A population of 75 million people, 32 million declared eligible as properly registered.
The most generous independent observers put the turnout at about 15%.
So if Mr Mubarak sweeps the board with, say, 70%, a quick run through the maths gives us fewer than four million people endorsing the president.
Even taking account of the kids below voting age, four out of 75 isn't so much a landslide as a rattle of loose stone.
Are there then no prospects for change?
Well, it may have proven largely immune to the cajoling, hectoring or straightforward abuse from outside its ranks, but the ruling National Democratic party may prove vulnerable to agents of change from within.
And, extraordinarily, they are centred on the president's own son, Gamal Mubarak.
Now highly placed in the party, he has single-handedly infused many of the key ministries of state with a new dynamism.
He denies that he is the anointed president-in-waiting. Nobody believes him of course, but that doesn't mean he's not telling the truth.
And there were other glimpses of a new order on the campaign trail to inspire confidence in future change.

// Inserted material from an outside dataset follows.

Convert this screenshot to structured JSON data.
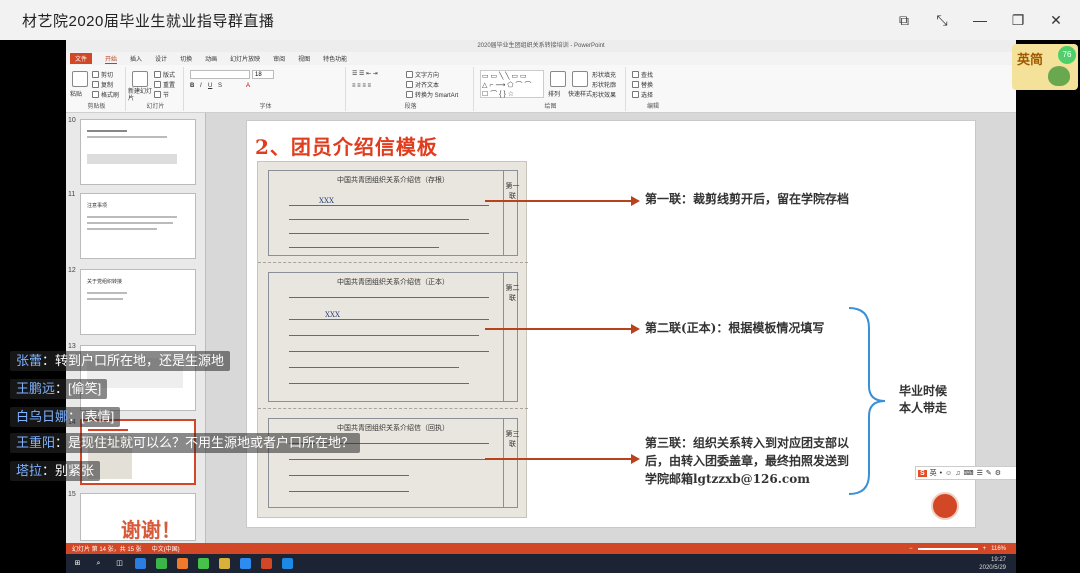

Opposition supporters protested in Cairo's main Tahrir Square
The boldness in the press - which progressed exponentially from cautious criticism to downright libel - was matched to an even greater extent by a boldness in street protests.
With demonstrators young and old relishing their first ever chance to scream "Down with the president!" without being swiftly moved on to unpleasant police accommodation.
But the old order was always in plain sight and often in plain clothes. Party fixers and security personnel in identical cheap suits mingling obviously in the crowds, with back-up on call from the young and menacing street thugs.
None of them yet seeing the need to let go, to get used to the idea that there's a new way of doing things.
So the winds of change blow sluggishly on the Nile. There's not long to wait until the next test of press freedom, of fledgling people power on the street, of those shiny new campaign strategies.
Egypt's national assembly elections are just weeks away.
Oh and by the way, I did since find out what Mr Mahfouz makes of all this.
He's 95 now, but he's still writing and in a short, weekly newspaper column he wrote:
"The relationship between the government and the public is undergoing a fundamental change. A nation that votes is one that demands accountability. A nation that selects from multiple candidates expects a winner to keep his promise."
From Our Own Correspondent was broadcast on Saturday, 10 September, 2005 at 1130 BST on BBC Radio 4. Please check the programme schedules for World Service transmission times.